COVID 19 has been taking all the attention since it started in late December. To date, the virus has infected more than four million people globally, taking the lives of more than 290,000. Living as a refugee in a tent without a stable source of income and having to worry about the virus is a real heavy burden.
The virus is forcing the world to adopt a new style of living where physical distancing and hygiene are a priority. Yasmine, 12, recognizes the importance of all the new safety measures and tries to practice them every day at home. “When I first heard of the virus, I was very scared. But now, after the awareness sessions, I understand how to keep my family and myself safe,” she says. “Whenever we go outside, we have to keep our distance from people. We also have to wear masks and constantly wash our hands,” she adds. At home, Yasmine practices what she learned from the awareness sessions conducted by World Vision’s animator and teaches her younger siblings.
Yasmine and her family escaped the war in Syria and settled in the Bekaa Valley six years ago. “The transition was very hard. We used to live in a concrete house in Syria, and now we have to live in a tent,” Yasmine’s mother Fatima says. “Believe it or not, 15 persons live in this three-room tent. My husband’s brother and his family live here with us as well,” she adds. Fatima’s husband was not able to find a job in the past three or four months. Debt is adding up on the family, especially since Lebanon is facing a huge economic crisis. “To make matters worse, all the merchandise prices doubled. We are barely sustaining ourselves. But for now, I hope that Coronavirus ends soon because health is a priority for me,” Fatima explains.

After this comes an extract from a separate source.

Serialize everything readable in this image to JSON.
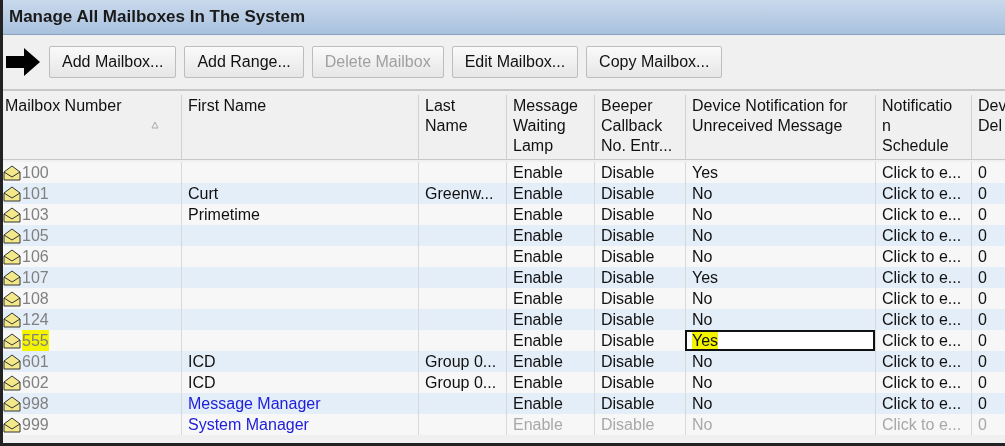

Feeling nostalgic, Yasmine recalls glimpses from the time she was in Syria. “I remember playing with my cousins outdoor and visiting our grandparents. Life was very simple there. Now we live in a tent. I am constantly afraid that it may catch fire, especially during winter when the heater is on,” she says. Coronavirus affected Yasmine’s life in the informal settlement significantly. “It’s been two months since I last went to school. I am reviewing all my studies on a daily basis so that I can be ready when schools re-open,” she says. “I am not going outside to play with my friends. I spend most of my time in the tent playing with my siblings or cousins,” she adds.

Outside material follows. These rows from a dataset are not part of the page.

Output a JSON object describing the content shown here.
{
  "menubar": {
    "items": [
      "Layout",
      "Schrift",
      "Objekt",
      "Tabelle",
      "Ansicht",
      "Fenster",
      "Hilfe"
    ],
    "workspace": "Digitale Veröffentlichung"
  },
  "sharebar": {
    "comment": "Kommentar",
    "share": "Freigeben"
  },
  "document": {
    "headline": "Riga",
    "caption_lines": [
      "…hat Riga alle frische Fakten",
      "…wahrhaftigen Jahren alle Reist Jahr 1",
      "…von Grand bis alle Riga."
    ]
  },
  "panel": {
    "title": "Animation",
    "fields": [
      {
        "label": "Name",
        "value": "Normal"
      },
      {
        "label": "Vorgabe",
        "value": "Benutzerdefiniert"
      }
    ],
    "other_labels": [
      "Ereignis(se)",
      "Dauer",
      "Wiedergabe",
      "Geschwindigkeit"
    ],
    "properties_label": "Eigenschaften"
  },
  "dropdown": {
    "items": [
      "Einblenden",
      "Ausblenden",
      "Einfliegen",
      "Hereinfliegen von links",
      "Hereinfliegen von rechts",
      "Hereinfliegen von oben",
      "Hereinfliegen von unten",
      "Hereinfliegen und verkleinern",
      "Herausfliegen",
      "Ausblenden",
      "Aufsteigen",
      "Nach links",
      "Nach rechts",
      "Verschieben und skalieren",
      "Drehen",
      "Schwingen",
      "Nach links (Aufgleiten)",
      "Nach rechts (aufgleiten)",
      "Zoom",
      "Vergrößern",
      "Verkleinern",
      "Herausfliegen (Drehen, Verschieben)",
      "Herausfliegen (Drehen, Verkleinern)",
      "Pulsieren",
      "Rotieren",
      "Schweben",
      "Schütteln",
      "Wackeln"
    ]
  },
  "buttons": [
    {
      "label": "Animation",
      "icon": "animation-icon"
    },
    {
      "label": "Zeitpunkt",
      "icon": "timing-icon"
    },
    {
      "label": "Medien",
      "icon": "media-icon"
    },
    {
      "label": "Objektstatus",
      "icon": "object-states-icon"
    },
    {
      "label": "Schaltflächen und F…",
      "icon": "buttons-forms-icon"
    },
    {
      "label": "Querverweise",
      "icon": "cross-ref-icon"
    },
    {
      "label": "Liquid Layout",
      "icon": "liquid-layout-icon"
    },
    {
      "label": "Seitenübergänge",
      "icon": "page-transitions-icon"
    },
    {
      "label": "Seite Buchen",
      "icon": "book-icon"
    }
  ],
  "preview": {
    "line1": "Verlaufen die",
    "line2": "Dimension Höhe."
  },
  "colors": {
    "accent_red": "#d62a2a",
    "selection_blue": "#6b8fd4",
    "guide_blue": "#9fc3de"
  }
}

COVID 19 is changing the behaviour of children. Some common changes include excessive worry or sadness, unhealthy eating or sleeping habits, difficulty with attention and concentration, and losing social connections. Yasmine and her cousins are very aware of these changes, so they created games that are fun and educational at the same time. “We created different games that we can all take part in and learn. The games teach us how to get rid of an object representing the virus. We have fun playing the games,” She explains.

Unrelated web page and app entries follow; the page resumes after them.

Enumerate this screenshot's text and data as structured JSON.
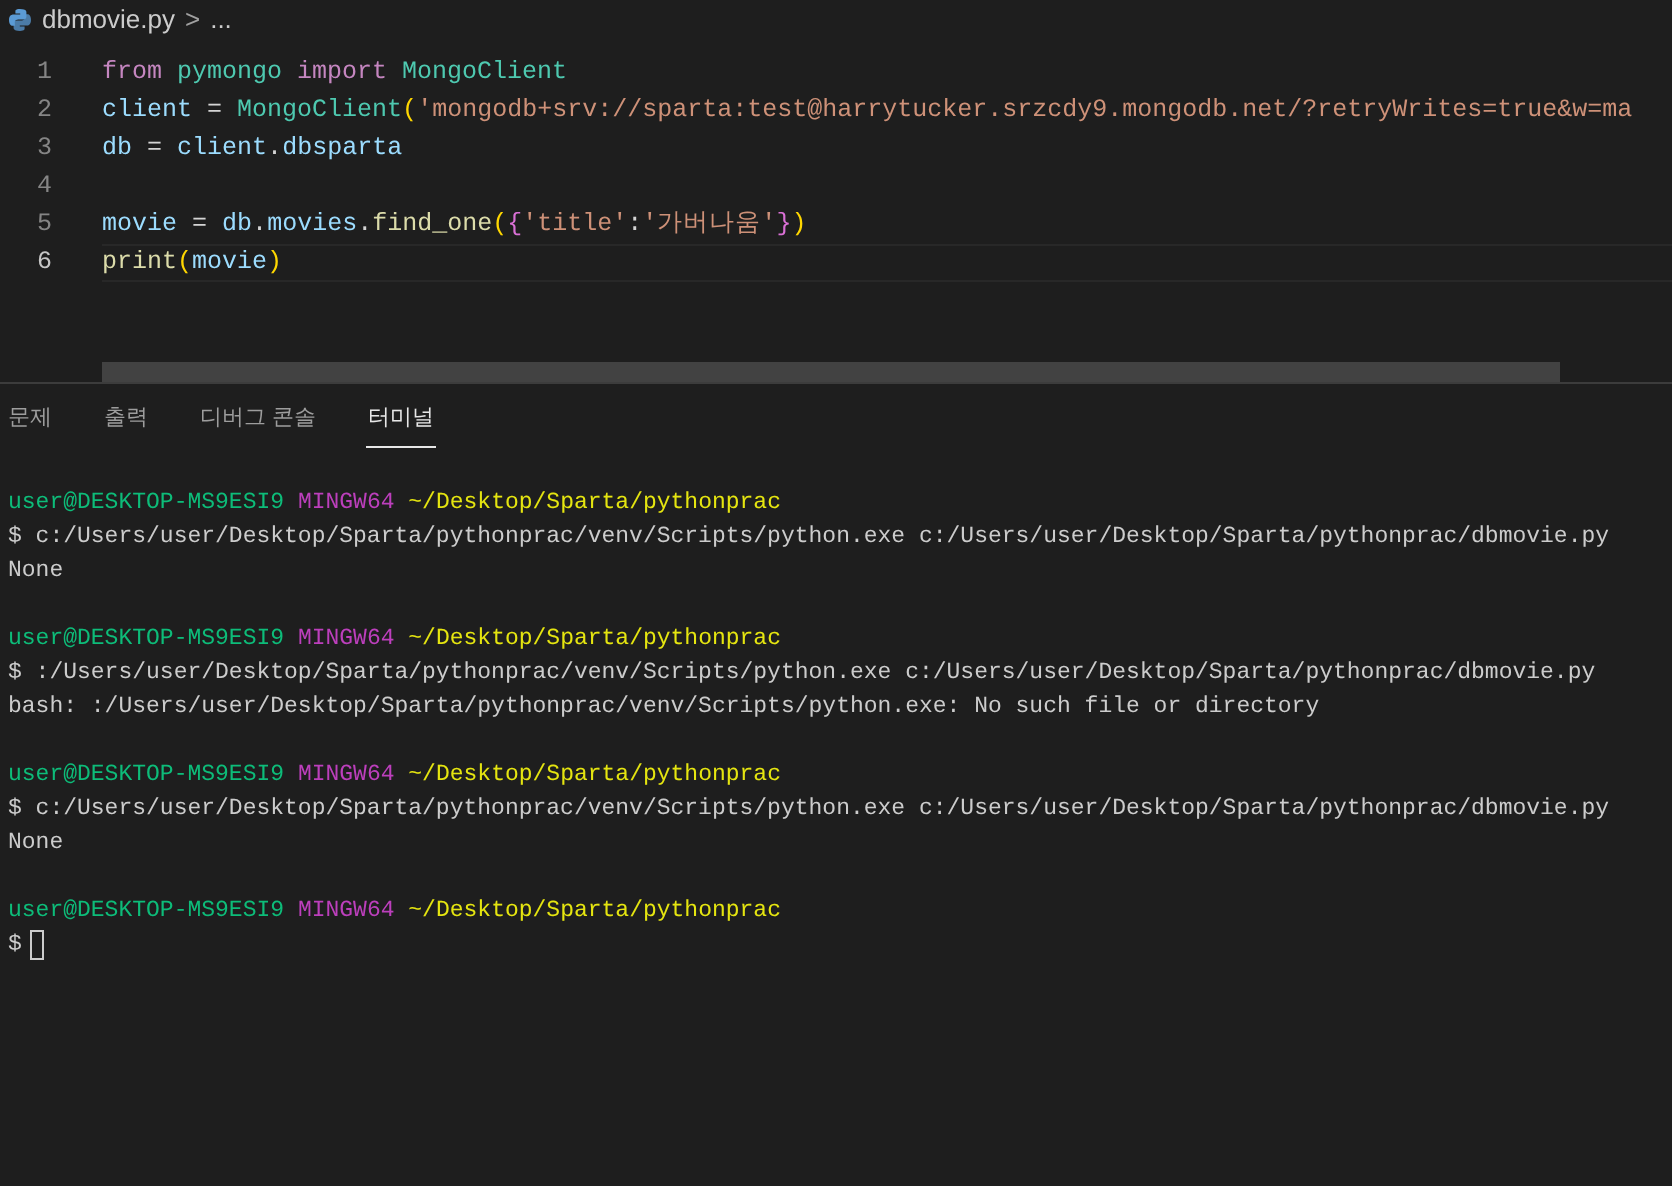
{
  "breadcrumb": {
    "file": "dbmovie.py",
    "separator": ">",
    "more": "..."
  },
  "editor": {
    "lines": [
      {
        "number": "1",
        "active": false,
        "tokens": [
          {
            "kind": "keyword",
            "text": "from "
          },
          {
            "kind": "module",
            "text": "pymongo "
          },
          {
            "kind": "keyword",
            "text": "import "
          },
          {
            "kind": "module",
            "text": "MongoClient"
          }
        ]
      },
      {
        "number": "2",
        "active": false,
        "tokens": [
          {
            "kind": "variable",
            "text": "client"
          },
          {
            "kind": "plain",
            "text": " = "
          },
          {
            "kind": "module",
            "text": "MongoClient"
          },
          {
            "kind": "bracket1",
            "text": "("
          },
          {
            "kind": "string",
            "text": "'mongodb+srv://sparta:test@harrytucker.srzcdy9.mongodb.net/?retryWrites=true&w=ma"
          }
        ]
      },
      {
        "number": "3",
        "active": false,
        "tokens": [
          {
            "kind": "variable",
            "text": "db"
          },
          {
            "kind": "plain",
            "text": " = "
          },
          {
            "kind": "variable",
            "text": "client"
          },
          {
            "kind": "plain",
            "text": "."
          },
          {
            "kind": "variable",
            "text": "dbsparta"
          }
        ]
      },
      {
        "number": "4",
        "active": false
      },
      {
        "number": "5",
        "active": false,
        "tokens": [
          {
            "kind": "variable",
            "text": "movie"
          },
          {
            "kind": "plain",
            "text": " = "
          },
          {
            "kind": "variable",
            "text": "db"
          },
          {
            "kind": "plain",
            "text": "."
          },
          {
            "kind": "variable",
            "text": "movies"
          },
          {
            "kind": "plain",
            "text": "."
          },
          {
            "kind": "function",
            "text": "find_one"
          },
          {
            "kind": "bracket1",
            "text": "("
          },
          {
            "kind": "bracket2",
            "text": "{"
          },
          {
            "kind": "string",
            "text": "'title'"
          },
          {
            "kind": "plain",
            "text": ":"
          },
          {
            "kind": "string",
            "text": "'가버나움'"
          },
          {
            "kind": "bracket2",
            "text": "}"
          },
          {
            "kind": "bracket1",
            "text": ")"
          }
        ]
      },
      {
        "number": "6",
        "active": true,
        "tokens": [
          {
            "kind": "function",
            "text": "print"
          },
          {
            "kind": "bracket1",
            "text": "("
          },
          {
            "kind": "variable",
            "text": "movie"
          },
          {
            "kind": "bracket1",
            "text": ")"
          }
        ]
      }
    ]
  },
  "panel_tabs": [
    {
      "label": "문제",
      "selected": false
    },
    {
      "label": "출력",
      "selected": false
    },
    {
      "label": "디버그 콘솔",
      "selected": false
    },
    {
      "label": "터미널",
      "selected": true
    }
  ],
  "terminal": {
    "sessions": [
      {
        "user": "user@DESKTOP-MS9ESI9",
        "system": "MINGW64",
        "path": "~/Desktop/Sparta/pythonprac",
        "command": "$ c:/Users/user/Desktop/Sparta/pythonprac/venv/Scripts/python.exe c:/Users/user/Desktop/Sparta/pythonprac/dbmovie.py",
        "output": "None",
        "cursor": false
      },
      {
        "user": "user@DESKTOP-MS9ESI9",
        "system": "MINGW64",
        "path": "~/Desktop/Sparta/pythonprac",
        "command": "$ :/Users/user/Desktop/Sparta/pythonprac/venv/Scripts/python.exe c:/Users/user/Desktop/Sparta/pythonprac/dbmovie.py",
        "output": "bash: :/Users/user/Desktop/Sparta/pythonprac/venv/Scripts/python.exe: No such file or directory",
        "cursor": false
      },
      {
        "user": "user@DESKTOP-MS9ESI9",
        "system": "MINGW64",
        "path": "~/Desktop/Sparta/pythonprac",
        "command": "$ c:/Users/user/Desktop/Sparta/pythonprac/venv/Scripts/python.exe c:/Users/user/Desktop/Sparta/pythonprac/dbmovie.py",
        "output": "None",
        "cursor": false
      },
      {
        "user": "user@DESKTOP-MS9ESI9",
        "system": "MINGW64",
        "path": "~/Desktop/Sparta/pythonprac",
        "command": "$",
        "cursor": true
      }
    ]
  }
}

Humanity may be forced to change their habits and adapt to the changes for an indefinite period. It is everyone’s responsibility now to keep their surrounding society safe. Yasmine is a great example of how anyone can do their part, regardless of the circumstances they live in. “ I wish the Coronavirus pandemic will end soon so I can go back to school and see my friends. Until then, people need to keep social distancing and cleaning their hands,” she says.
Learn more about and/or support World Vision’s global work to limit the spread of COVID-19 and support the children impacted by it on our COVID-19 Emergency Response Page.